People's trust in the health system plays a role in explaining one's access to and utilization of medical care, adherence to medications, continuity of care, and even self-reported health status. Yet it is not easy to find trust measures and understand what they are measuring. A systematic review of scales and indices identified 45 measures of trust within the health system with an average of 12 questions each, which quantified levels of trust among various relationships across the health system. Existing evidence was narrow in scope, where half examined the relationship between doctors/nurses and patients, and the majority were designed, tested and validated in the United States. We developed a health systems trust content area framework, where we identified that honesty, communication, confidence and competence were captured frequently in these measures, with less focus on concepts such as fidelity, system trust, confidentiality and fairness. Half of the measures employed a qualitative method in the design of these measures and 33% were pilot tested. Reporting of test–retest reliability and inter-rater reliability were less common. This review identifies a need to develop measurements of trust beyond doctor–patient relationships and outside of U.S. contexts, and strengthen the rigor of existing trust measures. Greater development and use of trust measures in the health system could improve monitoring and evaluation efforts, which may in turn result in better health outcomes.

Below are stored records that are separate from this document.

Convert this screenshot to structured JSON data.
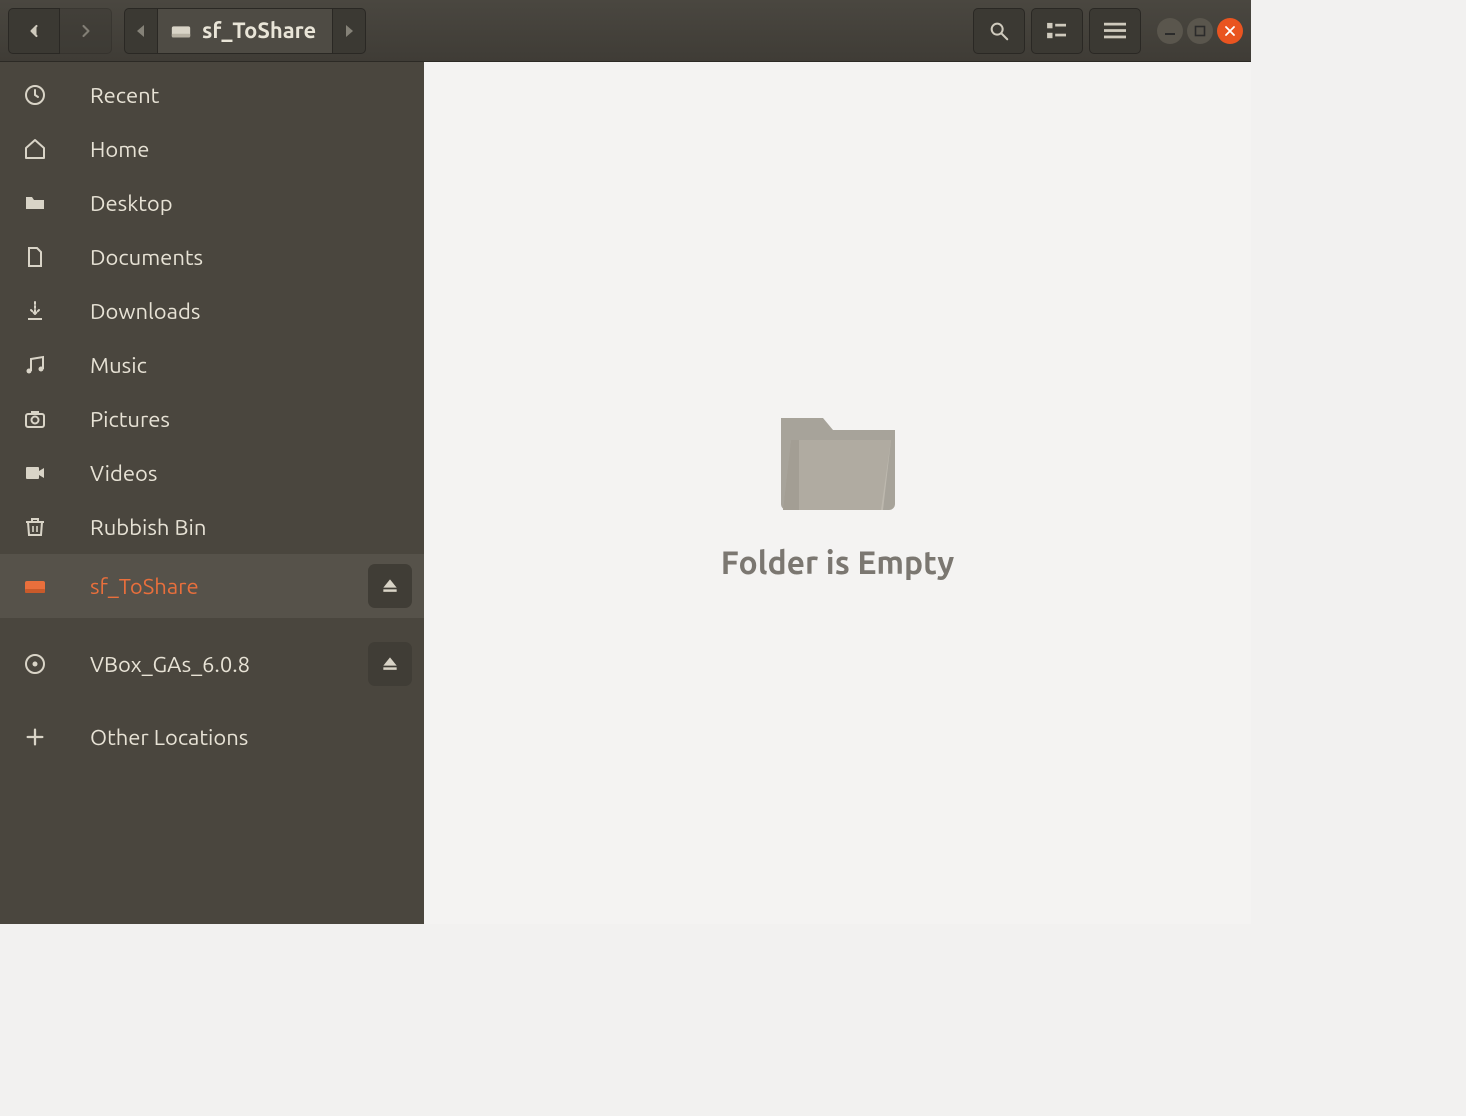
{
  "path": {
    "current": "sf_ToShare"
  },
  "sidebar": {
    "items": [
      {
        "label": "Recent"
      },
      {
        "label": "Home"
      },
      {
        "label": "Desktop"
      },
      {
        "label": "Documents"
      },
      {
        "label": "Downloads"
      },
      {
        "label": "Music"
      },
      {
        "label": "Pictures"
      },
      {
        "label": "Videos"
      },
      {
        "label": "Rubbish Bin"
      },
      {
        "label": "sf_ToShare"
      },
      {
        "label": "VBox_GAs_6.0.8"
      },
      {
        "label": "Other Locations"
      }
    ]
  },
  "content": {
    "empty_message": "Folder is Empty"
  }
}
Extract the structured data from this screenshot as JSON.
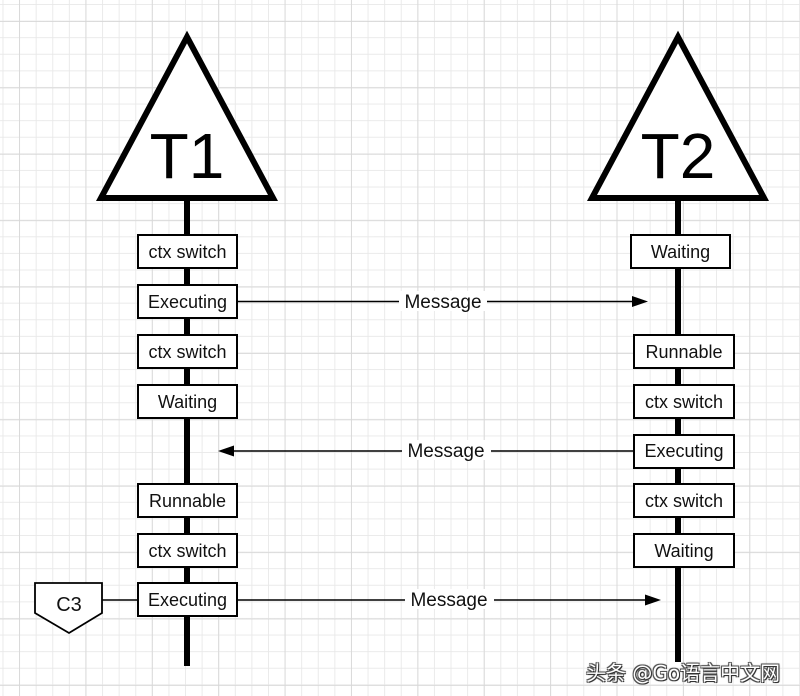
{
  "threads": [
    {
      "id": "T1",
      "label": "T1",
      "states": [
        "ctx switch",
        "Executing",
        "ctx switch",
        "Waiting",
        "Runnable",
        "ctx switch",
        "Executing"
      ]
    },
    {
      "id": "T2",
      "label": "T2",
      "states": [
        "Waiting",
        "Runnable",
        "ctx switch",
        "Executing",
        "ctx switch",
        "Waiting"
      ]
    }
  ],
  "messages": [
    {
      "label": "Message",
      "from": "T1",
      "to": "T2",
      "from_state": "Executing"
    },
    {
      "label": "Message",
      "from": "T2",
      "to": "T1",
      "from_state": "Executing"
    },
    {
      "label": "Message",
      "from": "T1",
      "to": "T2",
      "from_state": "Executing"
    }
  ],
  "external": {
    "label": "C3",
    "attached_to": "T1",
    "state": "Executing"
  },
  "watermark": "头条 @Go语言中文网"
}
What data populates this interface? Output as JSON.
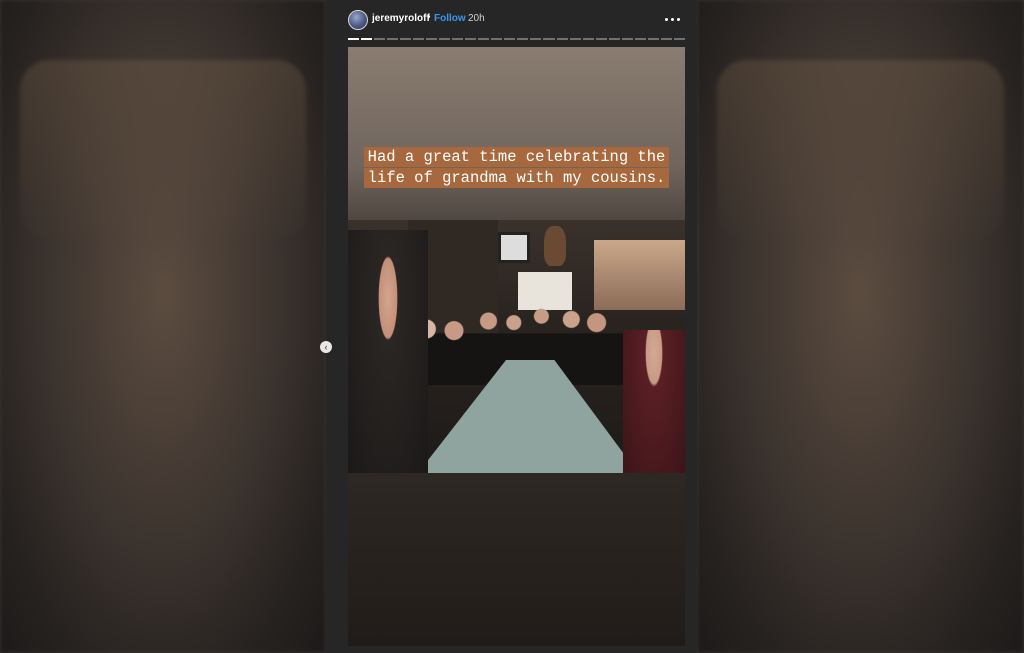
{
  "header": {
    "username": "jeremyroloff",
    "separator": "•",
    "follow_label": "Follow",
    "time": "20h",
    "more_icon": "more-dots-icon"
  },
  "story": {
    "caption": "Had a great time celebrating the life of grandma with my cousins.",
    "caption_bg": "#a8683d",
    "progress_total": 26,
    "progress_current": 2
  },
  "nav": {
    "prev_glyph": "‹"
  }
}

Ozawa, S.; Sripad, P. How do you measure trust in the health system? A systematic review of the literature. Social Science and Medicine (2013) 91: 10-14. [DOI: 10.1016/j.socscimed.2013.05.005]